What’s up with all these goddamn White rappers winning more awards than black rappers?

That’s the question White music critic Chris Richards tries to answer in his analysis of the phenomenon that is Iggy Azalea.

Never heard of her? Consider yourself lucky.

Azalea is a blonde-haired, Aussie-born rapper who has miraculously transformed herself into a black woman with a White skin. Her music is god-awful and her very existence represents the pinnacle of cultural Kali-Yuga.

She’s most famous for “Fancy,” but the full brunt of her degradation can be experienced in the music video for “Work”:

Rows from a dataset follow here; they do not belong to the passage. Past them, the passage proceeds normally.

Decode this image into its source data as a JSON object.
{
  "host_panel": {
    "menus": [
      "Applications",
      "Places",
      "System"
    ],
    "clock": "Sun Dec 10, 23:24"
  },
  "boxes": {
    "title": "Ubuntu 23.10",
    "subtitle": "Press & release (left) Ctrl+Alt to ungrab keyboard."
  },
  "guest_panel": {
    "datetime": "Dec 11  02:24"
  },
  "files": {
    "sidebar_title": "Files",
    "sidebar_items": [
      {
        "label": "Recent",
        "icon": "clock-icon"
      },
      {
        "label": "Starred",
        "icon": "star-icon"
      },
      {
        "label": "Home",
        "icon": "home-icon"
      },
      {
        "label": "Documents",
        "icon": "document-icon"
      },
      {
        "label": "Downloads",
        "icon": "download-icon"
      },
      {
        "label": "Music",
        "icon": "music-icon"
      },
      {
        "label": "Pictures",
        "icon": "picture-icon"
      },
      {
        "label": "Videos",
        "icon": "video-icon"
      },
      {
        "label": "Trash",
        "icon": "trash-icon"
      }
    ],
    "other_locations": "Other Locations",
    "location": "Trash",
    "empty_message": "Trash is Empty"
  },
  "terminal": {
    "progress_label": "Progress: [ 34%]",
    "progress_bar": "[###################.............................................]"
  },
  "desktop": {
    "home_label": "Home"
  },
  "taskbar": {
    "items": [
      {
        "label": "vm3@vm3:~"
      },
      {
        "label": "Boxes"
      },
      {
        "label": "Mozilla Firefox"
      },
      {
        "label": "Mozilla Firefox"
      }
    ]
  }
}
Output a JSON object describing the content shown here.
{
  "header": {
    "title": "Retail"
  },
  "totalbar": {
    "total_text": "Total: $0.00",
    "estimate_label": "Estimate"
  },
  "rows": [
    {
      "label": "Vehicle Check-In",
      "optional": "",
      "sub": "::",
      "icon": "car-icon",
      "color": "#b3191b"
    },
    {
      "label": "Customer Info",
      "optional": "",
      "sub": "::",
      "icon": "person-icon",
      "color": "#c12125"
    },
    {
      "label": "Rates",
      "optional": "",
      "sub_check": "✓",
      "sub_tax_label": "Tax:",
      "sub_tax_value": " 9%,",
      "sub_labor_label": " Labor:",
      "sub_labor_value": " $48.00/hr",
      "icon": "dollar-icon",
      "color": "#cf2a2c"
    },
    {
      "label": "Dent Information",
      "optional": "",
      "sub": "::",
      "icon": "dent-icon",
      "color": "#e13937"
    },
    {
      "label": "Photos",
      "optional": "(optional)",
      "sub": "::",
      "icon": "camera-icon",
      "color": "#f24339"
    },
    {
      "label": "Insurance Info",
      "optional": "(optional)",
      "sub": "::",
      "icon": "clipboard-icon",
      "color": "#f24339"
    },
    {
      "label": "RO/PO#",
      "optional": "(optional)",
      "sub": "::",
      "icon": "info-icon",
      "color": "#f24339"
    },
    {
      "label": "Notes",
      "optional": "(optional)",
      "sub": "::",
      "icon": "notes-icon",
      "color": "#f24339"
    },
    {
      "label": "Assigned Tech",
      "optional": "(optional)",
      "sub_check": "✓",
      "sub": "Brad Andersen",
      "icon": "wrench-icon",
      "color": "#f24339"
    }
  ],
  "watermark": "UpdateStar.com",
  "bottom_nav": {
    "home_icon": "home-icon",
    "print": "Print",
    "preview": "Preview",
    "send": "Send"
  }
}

Her popularity alone is a searing indictment of the society we live in. Even worse, the music establishment found quality in it and awarded her Grammy nominations. Richards does agree that her music is terrible—albeit, from a perspective entirely different from ours. However, the real problem he has with Iggy is that she is a White “colonizer” of a black art form. For this critic, the marketplace is unfairly placing White performers over authentic black ones. He takes his fury out on the consumer that contributes to this prejudiced system:

That supply-demand-chicken-egg mystery will always fog the intersection of art and commerce, so here’s a tidy way to think about this particular moment in pop history: If “Fancy” is the only hip-hop single you purchased last year, you’re an unwitting participant in a tacitly racist marketplace that will not change what it’s selling until we all change what we’re buying.

Yes, audiences will always harbor a desire to see themselves reflected in the music they consume, but the greatest art should also nurture our empathy. It should encourage us to connect with the humanity of experiences separate from our own. We should always be making room for those kinds of experiences — especially when we’re picking winners.

What Richards fails to take into account is that the majority of America is still White, and those people would like still like to “see themselves reflected in the music they consume.” It’s very hard to rail against the inherent nature of capitalism from your sheltered perch at the Washington Post and demand the average American to be less racist in their tastes.

What this reveals is a crack in the universal desire for monoculture. America’s chattering class is very insistent that everyone in this country mix, mingle, and amalgamate—but get furious when the natural product of that tops the pop charts. Iggy Azalea is the Frankenstein Monster of monoculture. A White woman doing her best to be black (even exclusively dating black dudes) and forgoing her own race for that of another should be celebrated by these fools. If race is a social construct, who’s to say Ms. Azalea isn’t black? And isn’t it grand that a White woman would degrade herself in such a way, all thanks to a culture heavily promoted to every part of the world Whites inhabit?

You would think she would cut the perfect hero for postmodern America. But the postmodernists refuse to crown her. These very same elites who jizz all over National Geographic’s “Faces of 2050” are horrified by the abysmal quality of the culture those faces would produce. But they can’t have their cake and eat it, too. The “black urbanity” that served as the incubator for rap can no longer compete with the more commercially-appealing sounds produced by the likes of Azalea. The same free market that has trampled the traditional culture of Europe will also relegate “authentic” rap to a ghetto of another kind.

That’s the reality of monoculture though. It’s also the nature of our current free market. If our society has spent years encouraging the denizens of this state to enjoy the worst garbage imaginable and to “open up their ears” to foreign sounds, Azalea is the natural result. A multiracial America will ignore Miles Davis and Public Enemy in favor of Ke$ha and Miley Cyrus.

If you want genuine artistic expressions of quality, demand an ethnostate. Otherwise, enjoy the next monstrosity coming to your radio dial.